In addition to the benefits that can be seen in processing, the heat stable film may also advantageously be subjected to baking temperatures while substantially maintaining its integrity. Of course, if there is a need to accommodate the release of steam or gas during such heating, minor venting may be provided without compromising the ability of the heat stable film to contain the dough product or any filling provided therein. Minor perforations, for example, or other interruptions, may be provided within a sealed region sufficient to allow for any generated steam or gas to be released without substantially compromising the seal integrity.
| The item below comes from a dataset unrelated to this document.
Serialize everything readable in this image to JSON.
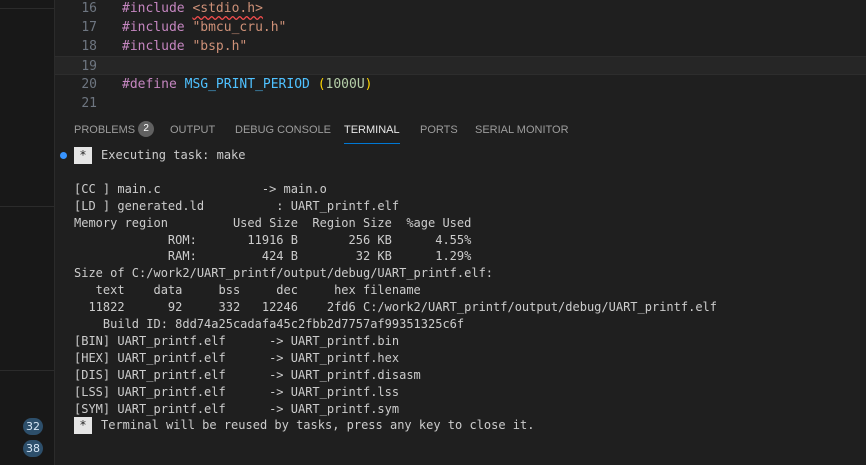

Any heat stable film capable of being formed into at least a portion of a package may be used in the present method and many such films, also known as “ovenable” or “cook-in” films, are known. Typically, such films are comprised of polymeric materials, including, for example, polyesters such as polyethylene terephthalate, nylon, and the like. A useful film may include a single layer of polymeric material, or multiple layers of various different polymeric materials corresponding to various functions. Examples of multi-layer materials including one or a combination of layers, e.g., co-extruded or laminated layers, which function as, e.g.,: barrier material layers such as an oxygen barrier layer, a carbon dioxide barrier layer, a moisture barrier layer, or one or more layers that perform a combination of these barrier properties; a layer that contains coated or embedded graphics; a layer that contains a chemical scavenger such as a carbon dioxide or an oxygen scavenger; an adhesive layer such as a thermoplastic adhesive layer; or combinations of these and other layers of materials that may be useful in a packaging film as described herein.

Commercially available examples of such films includes those sold under the trade designation Mylar (E.I. du Pont de Nemours, Wilmington Del.), Nylon 6 and Nylon 66 (E.I. du Pont de Nemours, Wilmington Del.), and Milprint Ovenable Film (Milprint, Oshkosh Wis.).

EXAMPLE

A filled dough product having the following formulation was prepared as follows:

A roll of Milprint Ovenable Film was provided and sized to a width of about 10″. The free end of the film was attached to a stationary conveying apparatus so that, once activated, the conveying apparatus would pull the film to overlie the belt as it moved. Filled dough products were placed onto the film overlying the conveying apparatus. The dough product had an approximate width of from about 0.5″ to about 2 inches. The conveying apparatus was set to move the dough product at a standard line rate. The heat stable film was folded over the dough product. The dough product, now substantially enclosed, was processed using a blunt edged crimp tool that compressed the dough product and pressed portions of the heat stable film into proximity. The dough product was then cut to provide a portioned dough product.

Edges of the heat stable film were then sealed using heat sealing techniques, to provide a portioned dough product totally enclosed within the folded heat stable film. The packaged dough products were then conveyed through an oven, where the dough products were baked at a temperature of from about 425° F. to about 450° F. for 7-14 minutes.

The resulting baked dough products had risen as desired, even without a proofing step, to achieve a satisfactory bread-like crumb and texture. Further, the dough products also browned sufficiently to be visually pleasing. No filling leakage outside of the heat stable film was apparent, and in fact, only sporadic and minimal filling leakage occurred out of the filled dough product into the heat stable film. Such a product could be frozen in the package, stored frozen, removed and re-heated in a microwave while in the package, and then eaten “on-the-go” directly from the package.

Other embodiments of this invention will be apparent to those skilled in the art upon consideration of this specification or from practice of the invention disclosed herein. Various omissions, modifications, and changes to the principles and embodiments described herein may be made by one skilled in the art without departing from the true scope and spirit of the invention which is indicated by the following claims.